The new evolutionary tree tells us more than what the changes have been. It also begins to provide hints as to where and when those changes happened. Nearly all lineages of wine yeasts are related. They appear to have diverged early and, for example, all champagne yeasts appear most closely related to other champagne yeasts. Show me yeast, and I could probably tell you its region and wine variety. Sake yeasts share another old lineage, as are the yeasts associated with rice wine in China, fermented milk in Morocco, palm wine in West Africa or rum. Each of these lineages is the story of a drink, but also of a people and the accumulation of moments around campfires or on back porches sipping and discussing life.
Not all stories revealed by yeast genes are so simple. Bread yeasts appear to be different in different regions and have had different histories, a finding in line with the relatively late appearance of bread in archaeological sites. Sicilian bread yeast descended from wine yeasts. Other bread yeasts have other ancestors. These differences yield differences in tastes. Perhaps part of that un-capturable essence of Sicilian bread, for example, is a hint of ancient Merlot.

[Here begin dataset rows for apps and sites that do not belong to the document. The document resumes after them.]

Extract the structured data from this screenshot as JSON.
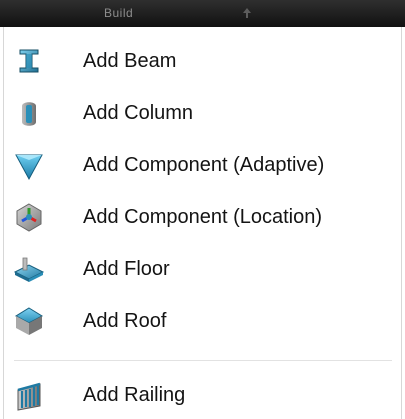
{
  "panel": {
    "title": "Build",
    "pin_icon": "pin-icon"
  },
  "menu": {
    "items": [
      {
        "label": "Add Beam",
        "icon": "beam-icon"
      },
      {
        "label": "Add Column",
        "icon": "column-icon"
      },
      {
        "label": "Add Component (Adaptive)",
        "icon": "adaptive-component-icon"
      },
      {
        "label": "Add Component (Location)",
        "icon": "location-component-icon"
      },
      {
        "label": "Add Floor",
        "icon": "floor-icon"
      },
      {
        "label": "Add Roof",
        "icon": "roof-icon"
      },
      {
        "label": "Add Railing",
        "icon": "railing-icon"
      }
    ]
  },
  "colors": {
    "titlebar": "#1a1a1a",
    "accent_blue": "#2a8fb8",
    "text": "#141414"
  }
}
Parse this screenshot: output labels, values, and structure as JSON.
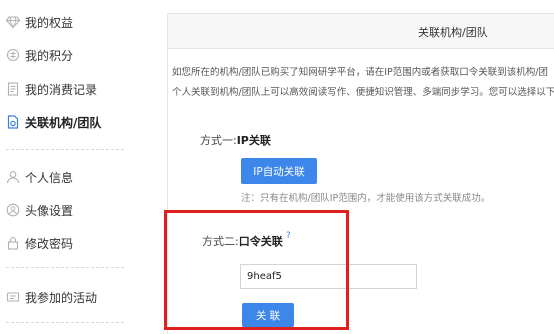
{
  "sidebar": {
    "items": [
      {
        "label": "我的权益",
        "icon": "diamond-icon"
      },
      {
        "label": "我的积分",
        "icon": "points-icon"
      },
      {
        "label": "我的消费记录",
        "icon": "receipt-icon"
      },
      {
        "label": "关联机构/团队",
        "icon": "link-document-icon",
        "active": true
      },
      {
        "label": "个人信息",
        "icon": "user-icon"
      },
      {
        "label": "头像设置",
        "icon": "avatar-icon"
      },
      {
        "label": "修改密码",
        "icon": "lock-icon"
      },
      {
        "label": "我参加的活动",
        "icon": "activity-icon"
      }
    ]
  },
  "panel": {
    "title": "关联机构/团队",
    "intro_line1": "如您所在的机构/团队已购买了知网研学平台，请在IP范围内或者获取口令关联到该机构/团",
    "intro_line2": "个人关联到机构/团队上可以高效阅读写作、便捷知识管理、多端同步学习。您可以选择以下"
  },
  "method1": {
    "prefix": "方式一:",
    "name": "IP关联",
    "button_label": "IP自动关联",
    "note": "注：只有在机构/团队IP范围内，才能使用该方式关联成功。"
  },
  "method2": {
    "prefix": "方式二:",
    "name": "口令关联",
    "help_icon": "?",
    "input_value": "9heaf5",
    "button_label": "关 联"
  },
  "colors": {
    "accent": "#3d86ea",
    "highlight": "#e0201f"
  }
}
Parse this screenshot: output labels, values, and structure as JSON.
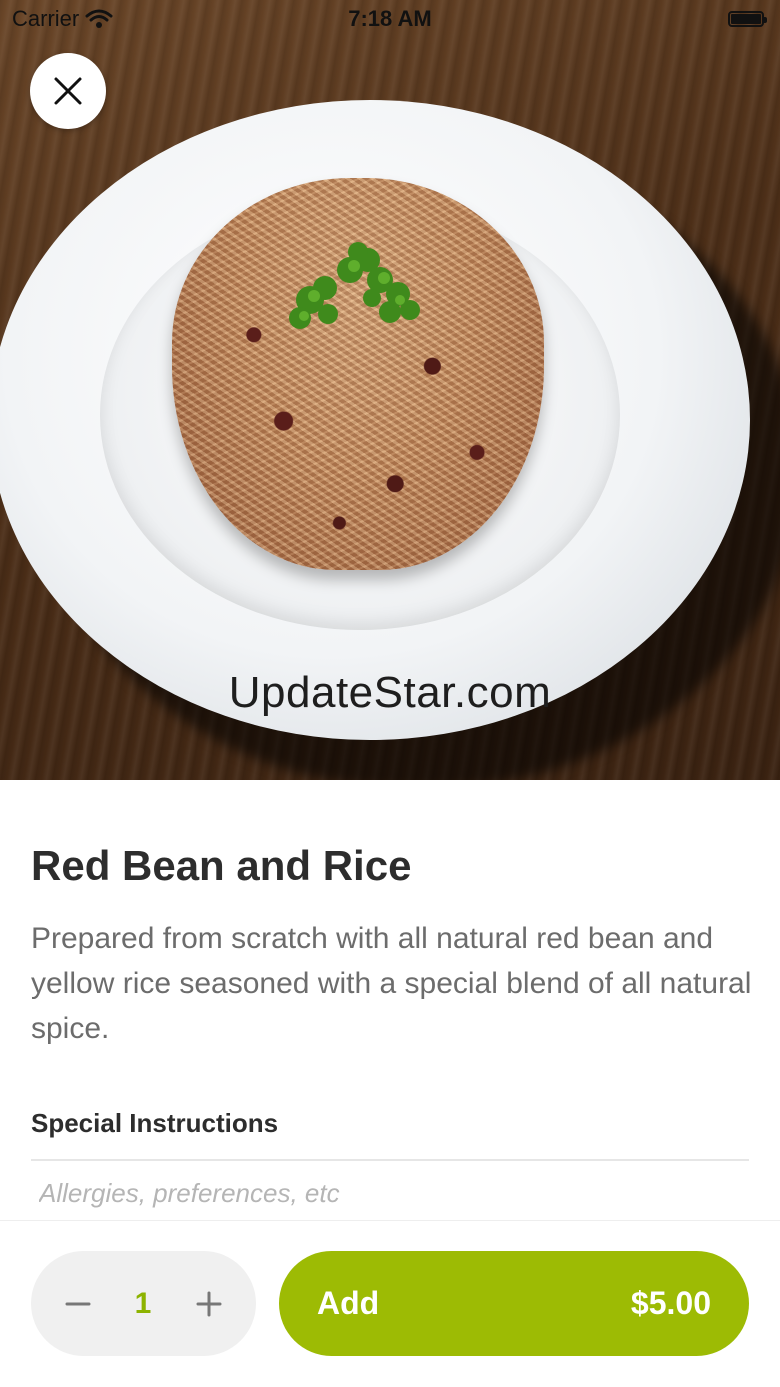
{
  "status_bar": {
    "carrier": "Carrier",
    "time": "7:18 AM",
    "wifi_icon": "wifi-icon",
    "battery_icon": "battery-icon"
  },
  "hero": {
    "image": "red-bean-and-rice-photo",
    "watermark": "UpdateStar.com"
  },
  "close_icon": "close-icon",
  "item": {
    "name": "Red Bean and Rice",
    "description": "Prepared from scratch with all natural red bean and yellow rice seasoned with a special blend of all natural spice."
  },
  "special_instructions": {
    "label": "Special Instructions",
    "value": "",
    "placeholder": "Allergies, preferences, etc"
  },
  "quantity": {
    "value": "1",
    "minus_icon": "minus-icon",
    "plus_icon": "plus-icon"
  },
  "add_button": {
    "label": "Add",
    "price": "$5.00"
  },
  "colors": {
    "accent": "#9dbb04",
    "quantity_text": "#8db300",
    "title_text": "#2d2d2d",
    "body_text": "#6c6c6c",
    "placeholder_text": "#b5b5b5",
    "stepper_bg": "#f0f0f0"
  }
}
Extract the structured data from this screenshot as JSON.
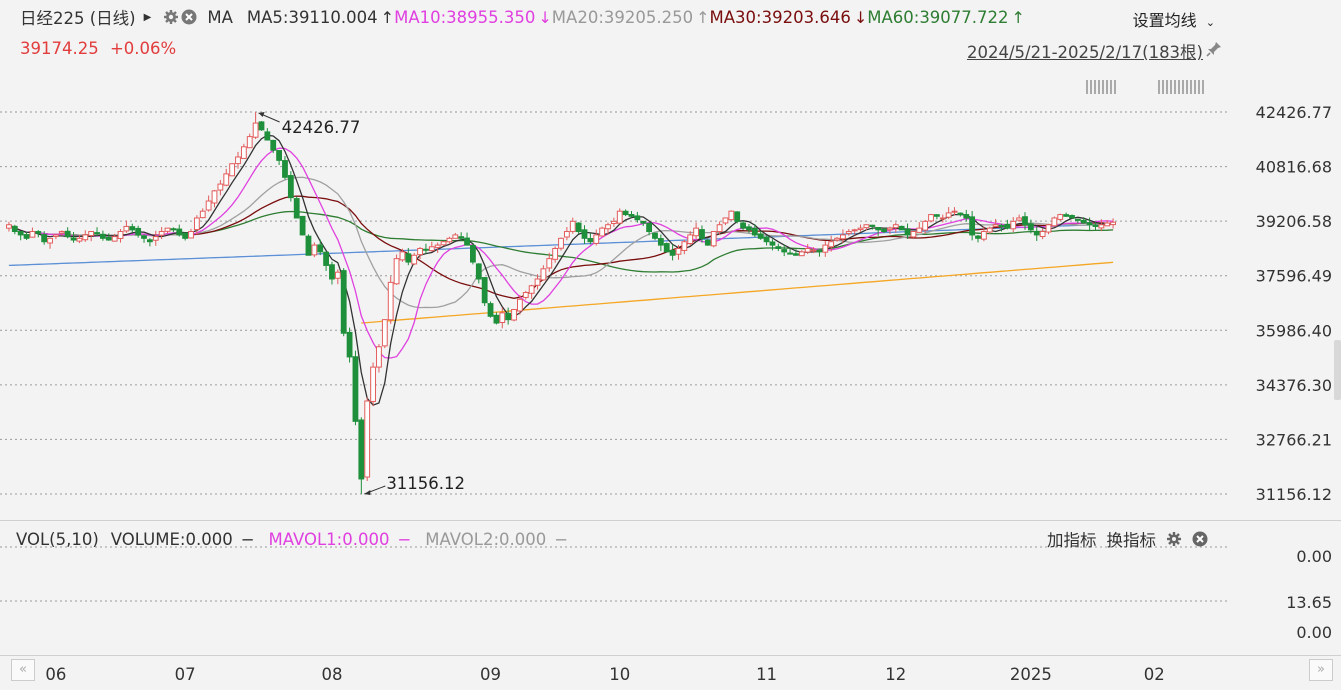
{
  "header": {
    "instrument": "日经225 (日线)",
    "ma_label": "MA",
    "ma_items": [
      {
        "text": "MA5:39110.004",
        "arrow": "↑",
        "color": "#333333"
      },
      {
        "text": "MA10:38955.350",
        "arrow": "↓",
        "color": "#e040e0"
      },
      {
        "text": "MA20:39205.250",
        "arrow": "↑",
        "color": "#999999"
      },
      {
        "text": "MA30:39203.646",
        "arrow": "↓",
        "color": "#7a0e0e"
      },
      {
        "text": "MA60:39077.722",
        "arrow": "↑",
        "color": "#2e7d32"
      }
    ],
    "settings_label": "设置均线",
    "price": "39174.25",
    "change": "+0.06%",
    "range": "2024/5/21-2025/2/17(183根)"
  },
  "volume_panel": {
    "label": "VOL(5,10)",
    "items": [
      {
        "text": "VOLUME:0.000",
        "color": "#333333"
      },
      {
        "text": "MAVOL1:0.000",
        "color": "#e040e0"
      },
      {
        "text": "MAVOL2:0.000",
        "color": "#999999"
      }
    ],
    "add_indicator": "加指标",
    "switch_indicator": "换指标",
    "y_ticks": [
      "0.00",
      "13.65",
      "0.00"
    ]
  },
  "chart_data": {
    "type": "candlestick",
    "title": "日经225 (日线)",
    "price_ticks": [
      42426.77,
      40816.68,
      39206.58,
      37596.49,
      35986.4,
      34376.3,
      32766.21,
      31156.12
    ],
    "y_range": [
      31156.12,
      42426.77
    ],
    "high_label": "42426.77",
    "low_label": "31156.12",
    "x_labels": [
      "06",
      "07",
      "08",
      "09",
      "10",
      "11",
      "12",
      "2025",
      "02"
    ],
    "x_label_days": [
      8,
      30,
      55,
      82,
      104,
      129,
      151,
      174,
      195
    ],
    "days": 205,
    "high_day": 42,
    "low_day": 60,
    "series_colors": {
      "up": "#e35c5c",
      "down": "#1e8f3a",
      "ma5": "#333333",
      "ma10": "#e040e0",
      "ma20": "#a0a0a0",
      "ma30": "#7a0e0e",
      "ma60": "#2e7d32",
      "ma120": "#f5a623",
      "ma250": "#5b8fd6"
    },
    "closes": [
      39100,
      38900,
      38800,
      38700,
      38900,
      38850,
      38600,
      38700,
      38800,
      38900,
      38750,
      38650,
      38700,
      38800,
      38900,
      38850,
      38700,
      38650,
      38750,
      38900,
      39050,
      38950,
      38800,
      38700,
      38600,
      38750,
      38900,
      39000,
      38950,
      38800,
      38700,
      38900,
      39300,
      39500,
      39800,
      40100,
      40300,
      40600,
      40900,
      41100,
      41400,
      41700,
      42100,
      41900,
      41600,
      41300,
      41000,
      40500,
      39900,
      39300,
      38800,
      38200,
      38500,
      38300,
      37900,
      37500,
      37700,
      35900,
      35200,
      33300,
      31600,
      33900,
      34900,
      35500,
      36300,
      37400,
      38100,
      38300,
      38000,
      38200,
      38400,
      38350,
      38450,
      38500,
      38600,
      38700,
      38800,
      38700,
      38500,
      38000,
      37500,
      36800,
      36400,
      36200,
      36500,
      36300,
      36600,
      36900,
      37100,
      37300,
      37500,
      37800,
      38100,
      38400,
      38700,
      38900,
      39200,
      38900,
      38700,
      38600,
      38800,
      39000,
      39100,
      39200,
      39500,
      39400,
      39350,
      39250,
      39150,
      38900,
      38700,
      38500,
      38300,
      38200,
      38400,
      38600,
      38800,
      39000,
      38700,
      38500,
      38900,
      39100,
      39300,
      39500,
      39200,
      39000,
      38950,
      38800,
      38700,
      38600,
      38500,
      38400,
      38300,
      38250,
      38200,
      38300,
      38400,
      38350,
      38300,
      38500,
      38600,
      38700,
      38800,
      38900,
      38950,
      39000,
      39100,
      39050,
      38950,
      38900,
      39000,
      39100,
      38950,
      38800,
      38900,
      39000,
      39200,
      39400,
      39350,
      39300,
      39450,
      39500,
      39400,
      39300,
      38800,
      38700,
      38900,
      39000,
      39100,
      39050,
      39000,
      39200,
      39300,
      39100,
      38950,
      38800,
      38900,
      39100,
      39300,
      39400,
      39350,
      39300,
      39250,
      39150,
      39100,
      39050,
      39100,
      39150,
      39174
    ]
  }
}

Then there is the story of lager beers and their yeasts, which evolved when Bavarians outlawed the summer brewing of beer. Winter brewing favored new hybrid yeasts able to live in the cold. These yeasts continue to give lager beers some of their unique flavors and are what made lagers possible in the first place.
Lagers exist because yeast was, relatively quickly, able to evolve, and evolution did not stop. Since that Bavarian law was originally passed, lager yeasts have diverged. The lineage associated with the Carlsberg breweries in Denmark and that in the Czech Republic differ from each other and from a third lineage found in the Netherlands.
In the end, yeast is ancient and telling. Its genes reveal the story not just of brewing but also of domestication. Yeast evolved as our tastes evolved. We had less control of the process of yeast domestication than that of, say, pigeons, and yet the resulting diversity of yeasts, a kind of evolutionary Galapagos from which we sip, is the product both of natural selection and civilization.
But we still need to return to the original question: Did beer lead to agriculture, as Katz suggested? Possibly. Beer yeasts evolved early. The evidence of beer gardening based on the yeast evolutionary tree is roughly as early as the evidence of wheat farming.
And so … maybe. What has become clear is that whether or not beer led to farming, yeast evolved hand in hand with agriculture nearly everywhere. Yeasts were there, holding, if not our hand, our cup. So it is that we have been drinking since the very beginning, from its prosperity. It is a prosperity that continues, a living cup that runneth over and will continue to do so as long as we are tempted by alcohol and bread.
And so remember the yeasts the next time you savor a cold one on the front porch with friends. Remember them when you break bread. Remember them, too, when you toast to, well … the evolution that flavors every sip and may have given rise to both bread and civilization, healthy food and beer.
For more about the stories of the wild species with which we interact, be they yeasts or tigers, read Rob Dunn's new book, The Wild Life of Our Bodies.